    USDA’s April 9 World Agricultural Supply and Demand Estimates continued a series of recent reports that have offered corn and soybean producers a more optimistic grain-price outlook than what was expected for most of the winter, Purdue Extension agricultural economist Chris Hurt says.

    April 15, 2014 1 Photo

  • USDA: Corn acres expected to drop 4%

    The amount of American cropland devoted to corn is expected to shrink about 4 percent this year as farmers devote more acres to soybeans, the U.S. Department of Agriculture said last week.

    April 8, 2014

  • Bt-resistant rootworms ID’d in five states

    Researchers say bugs are developing resistance to the widely popular genetically engineered corn plants that make their own insecticide, so farmers may have to make changes.

    April 1, 2014

  • MU economist: Corn, bean price volatility next 5 years

    Expect volatility in the soybean and corn markets over the next five years, said Pat Westhoff, director of the University of Missouri Food and Agricultural Policy Research Institute (MU FAPRI).
    Look for corn prices to drop to $4 per bushel and soybean to $10 per bushel on average for the next five years, he said.

    March 25, 2014

  • marestail.jpg Plan now to control marestail in soybeans

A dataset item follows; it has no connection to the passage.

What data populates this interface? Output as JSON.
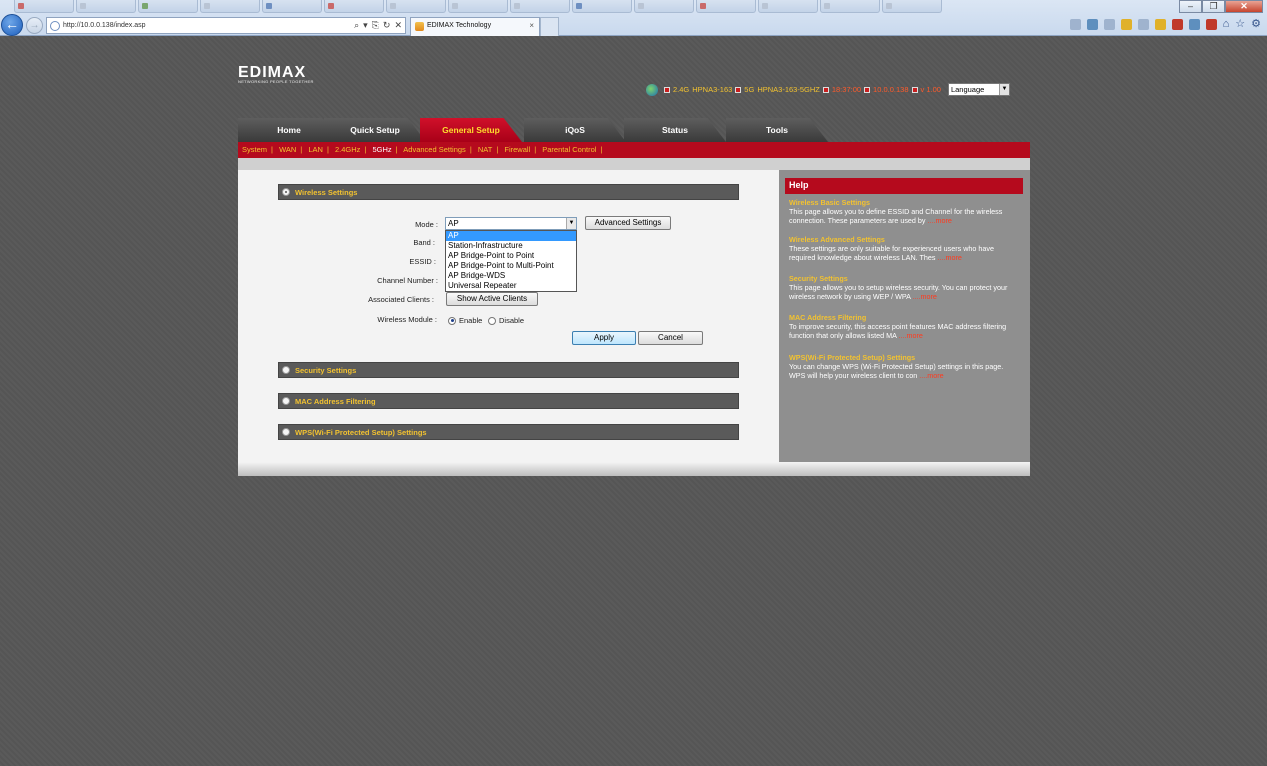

    Controlling marestail in soybeans has been a big challenge for Kansas no-till producers in recent years.
    Because soybeans are generally planted later in the season, and marestail generally germinates in the fall or early spring, application timing and weed size are critical factors to successful control.

    March 18, 2014 1 Photo

  • Checking alfalfa for winter injury

    In the last couple of weeks, I’ve heard many concerns about alfalfa production for this spring.
    Cold temperatures and lack of snow cover are the two main issues producers are worried about for next season’s crop production, as certainly the alfalfa plant could die if exposed to extremely cold temperatures. In general, alfalfa plants can tolerate up to three weeks of winter injury before the plants are killed.

    March 11, 2014

  • soypods.jpg USDA reports on status of GE crops

    Genetically engineered (GE) varieties with pest management traits became commercially available for major crops in 1996.
    More than 15 years later, adoption of these varieties by U.S. farmers is widespread and U.S. consumers eat many products derived from GE crops — including corn-meal, oils, and sugars — largely unaware that these products were derived from GE crops.

    March 4, 2014 1 Photo

  • wheat-head.jpg Everest still leads Kan. wheat acres

    For the second year in a row, a variety of wheat developed by Kansas State University, is the leading variety in Kansas.

    February 25, 2014 1 Photo

  • RickReimer.jpg Innovation, exports fuel soybean demand

    Brent Hayek is revved up about potential new uses for soybeans, and he is piling up the miles to share his enthusiasm.

    February 18, 2014 2 Photos

Hyperlocal Search
Premier Guide
Find a business

Walking Fingers
Maps, Menus, Store hours, Coupons, and more...
Premier Guide
Seasonal Content